It will be a long time, if ever, until we shake hands with people again. How did the handshake, which is such a common habit, come into existence? A recent article in the New York Times shared the history of this common practice.
The article, “Let’s (Not) Shake on It: The simple handshake, once an offer of peace, now carries a threat of contagion,” by appeared in the Times on May 2. Following is the beginning of the article. Read the full article here.
Handshaking for self-protection became anachronistic long before Dr. Anthony Fauci, the nation’s leading infectious-disease expert, said wistfully in early April that as far as even greeting one another, “we may never shake hands again.” As a personal defense mechanism and for sealing deals, though, it was outdated as soon as people began openly brandishing guns and hiring lawyers to vet contracts.
Habits are hard to break, however. We still hear “Bless you” in response to sneezes, although hardly anyone still believes Pope Gregory’s guidance that the expression would help ward off the plague. Also, this is not the first time in our history that an epidemic has weaponized a custom that originated as a means of assuring two strangers that neither was armed.

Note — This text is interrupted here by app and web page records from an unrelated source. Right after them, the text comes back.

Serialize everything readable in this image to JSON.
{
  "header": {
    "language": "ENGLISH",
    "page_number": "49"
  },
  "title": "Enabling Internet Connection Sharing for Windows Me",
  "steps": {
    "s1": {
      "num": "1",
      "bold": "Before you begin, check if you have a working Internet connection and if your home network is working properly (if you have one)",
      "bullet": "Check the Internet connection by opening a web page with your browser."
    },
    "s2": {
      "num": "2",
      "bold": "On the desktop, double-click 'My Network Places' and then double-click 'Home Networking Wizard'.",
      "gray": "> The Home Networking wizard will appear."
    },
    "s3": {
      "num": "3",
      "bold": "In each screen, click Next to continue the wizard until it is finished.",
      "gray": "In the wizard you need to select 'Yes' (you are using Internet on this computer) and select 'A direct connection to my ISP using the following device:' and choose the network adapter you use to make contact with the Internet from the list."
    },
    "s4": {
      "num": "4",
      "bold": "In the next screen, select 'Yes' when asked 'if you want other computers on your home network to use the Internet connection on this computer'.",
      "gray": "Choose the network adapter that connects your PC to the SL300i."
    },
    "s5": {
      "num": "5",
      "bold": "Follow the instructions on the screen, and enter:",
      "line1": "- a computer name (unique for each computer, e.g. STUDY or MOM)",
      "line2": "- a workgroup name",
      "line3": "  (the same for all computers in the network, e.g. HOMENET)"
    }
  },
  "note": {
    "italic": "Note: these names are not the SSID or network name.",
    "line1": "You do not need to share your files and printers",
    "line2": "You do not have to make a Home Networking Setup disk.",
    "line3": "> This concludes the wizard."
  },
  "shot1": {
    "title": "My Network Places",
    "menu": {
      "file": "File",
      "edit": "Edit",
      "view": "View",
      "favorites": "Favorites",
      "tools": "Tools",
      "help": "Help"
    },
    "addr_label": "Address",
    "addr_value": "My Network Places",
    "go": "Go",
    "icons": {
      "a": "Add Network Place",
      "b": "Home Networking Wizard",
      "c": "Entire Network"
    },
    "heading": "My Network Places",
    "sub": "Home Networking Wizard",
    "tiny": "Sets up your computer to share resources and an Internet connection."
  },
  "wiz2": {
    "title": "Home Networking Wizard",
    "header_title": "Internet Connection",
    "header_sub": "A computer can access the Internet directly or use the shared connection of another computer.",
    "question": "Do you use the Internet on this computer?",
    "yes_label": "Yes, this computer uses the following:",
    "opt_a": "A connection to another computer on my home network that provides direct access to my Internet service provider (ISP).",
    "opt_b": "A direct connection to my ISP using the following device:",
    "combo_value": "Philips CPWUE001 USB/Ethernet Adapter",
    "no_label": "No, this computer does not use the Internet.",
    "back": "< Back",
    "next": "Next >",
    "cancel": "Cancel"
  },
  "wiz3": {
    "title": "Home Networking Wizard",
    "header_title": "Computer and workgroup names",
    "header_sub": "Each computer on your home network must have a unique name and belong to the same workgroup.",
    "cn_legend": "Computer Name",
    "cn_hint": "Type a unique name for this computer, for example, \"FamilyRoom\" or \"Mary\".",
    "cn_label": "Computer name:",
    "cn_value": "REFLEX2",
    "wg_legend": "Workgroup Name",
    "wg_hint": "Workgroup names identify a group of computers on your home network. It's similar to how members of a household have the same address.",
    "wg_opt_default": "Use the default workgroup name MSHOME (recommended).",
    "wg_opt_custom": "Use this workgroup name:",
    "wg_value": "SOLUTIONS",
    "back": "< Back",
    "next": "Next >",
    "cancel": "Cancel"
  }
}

After the 1793 yellow fever epidemic in Philadelphia, the publisher Matthew Carey wrote, “The old custom of shaking hands fell into such general disuse, that many shrank back with affright at even the offer of the hand.”